Special Issue on: "Internationalisation of Family Business Groups"
Frank Hoy, Worcester Polytechnic Institute, USA
Jacobo Ramirez and Michael Wendelboe Hansen, Copenhagen Business School, Denmark
Paloma Miravitlles, Universitat de Barcelona, Spain
Internationalisation strategies of family business groups vary across developed and emerging free-market economies (e.g. Etemad 2013; Astrachan 2010). While a growing literature addresses issues related to the internationalisation of family business groups (e.g. Zahra, 2003; Donckels & Fröhlich 1991), there has been less of a research focus on (1) how institutional pressures moderate their internationalisation process, (2) the motivations behind their internationalisation (e.g. Ward 1997), and (3) the specific internationalisation strategies adopted. This special issue is open to theoretical and empirical papers that analyse the link between family business groups and their internationalisation processes.
Different institutional contexts might dictate family business groups’ responses to institutional pressures. Formal (official regulations and laws) and informal (traditions and customs) institutions might challenge the internationalisation of family business groups (e.g. Dickson et al. 2006). It might be argued that in turbulent institutional settings, both challenges and opportunities encourage the internationalisation of family business groups. External challenges may be in developing alliances with partners with local knowledge (e.g. Lu & Beamish, 2001). However, family business groups could also face internal challenges, as their members could have different global visions, mindsets and entrepreneurial personalities (e.g. Hutchinson et al. 2007).

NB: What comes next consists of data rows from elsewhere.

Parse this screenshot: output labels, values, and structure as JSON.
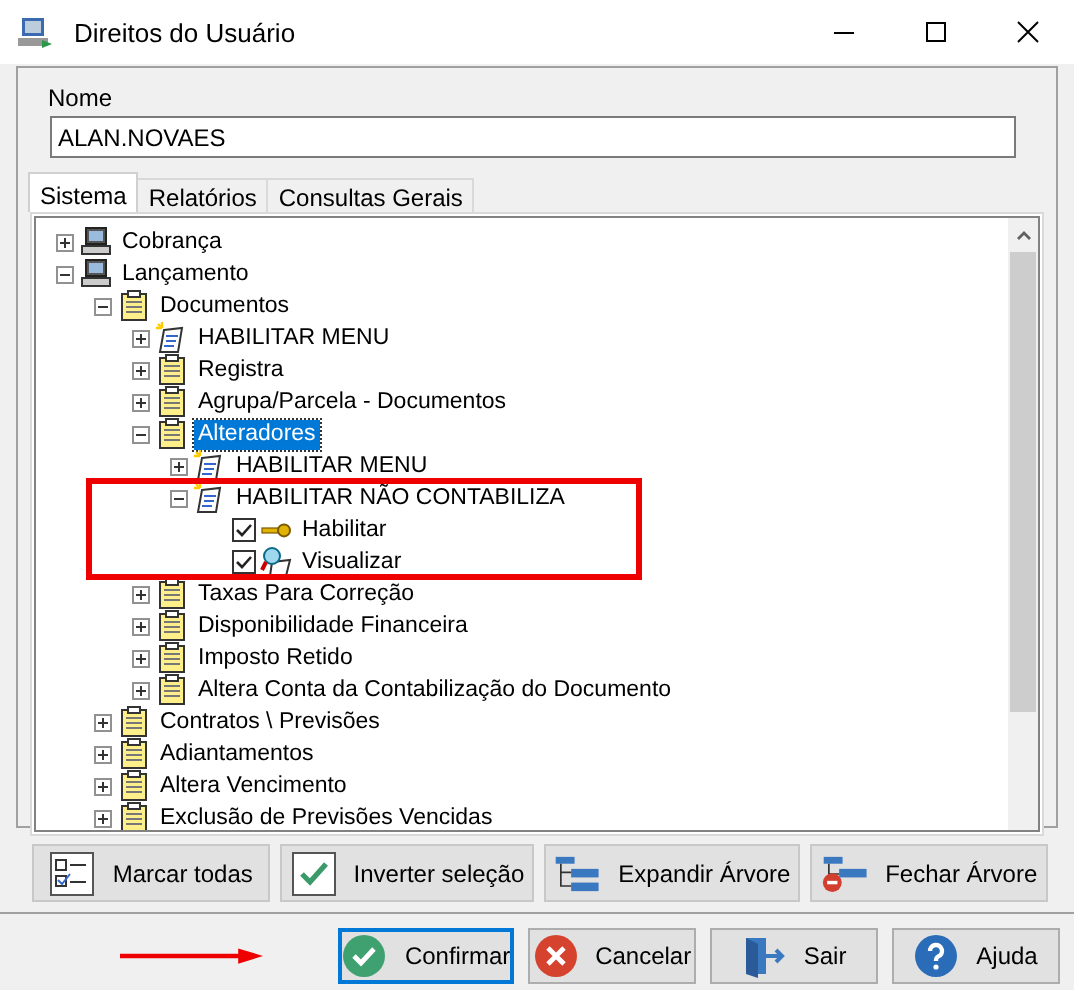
{
  "window": {
    "title": "Direitos do Usuário"
  },
  "name_field": {
    "label": "Nome",
    "value": "ALAN.NOVAES"
  },
  "tabs": [
    {
      "label": "Sistema",
      "selected": true
    },
    {
      "label": "Relatórios",
      "selected": false
    },
    {
      "label": "Consultas Gerais",
      "selected": false
    }
  ],
  "tree": [
    {
      "label": "Cobrança",
      "kind": "computer",
      "expanded": false,
      "selected": false
    },
    {
      "label": "Lançamento",
      "kind": "computer",
      "expanded": true,
      "selected": false,
      "children": [
        {
          "label": "Documentos",
          "kind": "doc",
          "expanded": true,
          "selected": false,
          "children": [
            {
              "label": "HABILITAR MENU",
              "kind": "menu",
              "expanded": false,
              "selected": false
            },
            {
              "label": "Registra",
              "kind": "doc",
              "expanded": false,
              "selected": false
            },
            {
              "label": "Agrupa/Parcela - Documentos",
              "kind": "doc",
              "expanded": false,
              "selected": false
            },
            {
              "label": "Alteradores",
              "kind": "doc",
              "expanded": true,
              "selected": true,
              "children": [
                {
                  "label": "HABILITAR MENU",
                  "kind": "menu",
                  "expanded": false,
                  "selected": false
                },
                {
                  "label": "HABILITAR NÃO CONTABILIZA",
                  "kind": "menu",
                  "expanded": true,
                  "selected": false,
                  "highlighted": true,
                  "children": [
                    {
                      "label": "Habilitar",
                      "kind": "key",
                      "checked": true,
                      "selected": false
                    },
                    {
                      "label": "Visualizar",
                      "kind": "view",
                      "checked": true,
                      "selected": false
                    }
                  ]
                }
              ]
            },
            {
              "label": "Taxas Para Correção",
              "kind": "doc",
              "expanded": false,
              "selected": false
            },
            {
              "label": "Disponibilidade Financeira",
              "kind": "doc",
              "expanded": false,
              "selected": false
            },
            {
              "label": "Imposto Retido",
              "kind": "doc",
              "expanded": false,
              "selected": false
            },
            {
              "label": "Altera Conta da Contabilização do Documento",
              "kind": "doc",
              "expanded": false,
              "selected": false
            }
          ]
        },
        {
          "label": "Contratos \\ Previsões",
          "kind": "doc",
          "expanded": false,
          "selected": false
        },
        {
          "label": "Adiantamentos",
          "kind": "doc",
          "expanded": false,
          "selected": false
        },
        {
          "label": "Altera Vencimento",
          "kind": "doc",
          "expanded": false,
          "selected": false
        },
        {
          "label": "Exclusão de Previsões Vencidas",
          "kind": "doc",
          "expanded": false,
          "selected": false
        }
      ]
    }
  ],
  "tree_buttons": [
    {
      "label": "Marcar todas",
      "kind": "mark-all"
    },
    {
      "label": "Inverter seleção",
      "kind": "invert"
    },
    {
      "label": "Expandir Árvore",
      "kind": "expand"
    },
    {
      "label": "Fechar Árvore",
      "kind": "collapse"
    }
  ],
  "footer": {
    "arrow_annotation": true,
    "buttons": [
      {
        "label": "Confirmar",
        "kind": "confirm",
        "focused": true
      },
      {
        "label": "Cancelar",
        "kind": "cancel",
        "focused": false
      },
      {
        "label": "Sair",
        "kind": "exit",
        "focused": false
      },
      {
        "label": "Ajuda",
        "kind": "help",
        "focused": false
      }
    ]
  }
}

Suitable topics include, but are not limited to, the following:
- Responses by family business groups to political and societal institutional arrangements to gain access to international developed and emerging markets
- Effects of family management on the intention for internationalisation
- Effects of family culture and ethnicity on internationalisation
- Intentional vs. opportunistic impacts on family business practices in international expansion
- Extension of family network relations into international operations
- Where and how family groups internationalise
- Types of strategic alliances that family groups use in their internationalisation strategies
- Family firm life cycles and internationalisation
- Sources of financing for implementing family business group internationalisation strategies
- Roles of governments in family business internationalisation
- Human resource issues for family businesses in international commerce
- Supply chain issues faced by family firms in internationalisation
- Perceptions that international business partners hold of family ownership
Notes for Prospective Authors
Submitted papers should not have been previously published nor be currently under consideration for publication elsewhere. (N.B. Conference papers may only be submitted if the paper has been completely re-written and if appropriate written permissions have been obtained from any copyright holders of the original paper).
All papers are refereed through a peer review process.
All papers must be submitted online. To submit a paper, please read our Submitting articles page.
Manuscripts due by: 18 May, 2015
Notification to authors: 22 June, 2015
Final versions due by: 16 November, 2015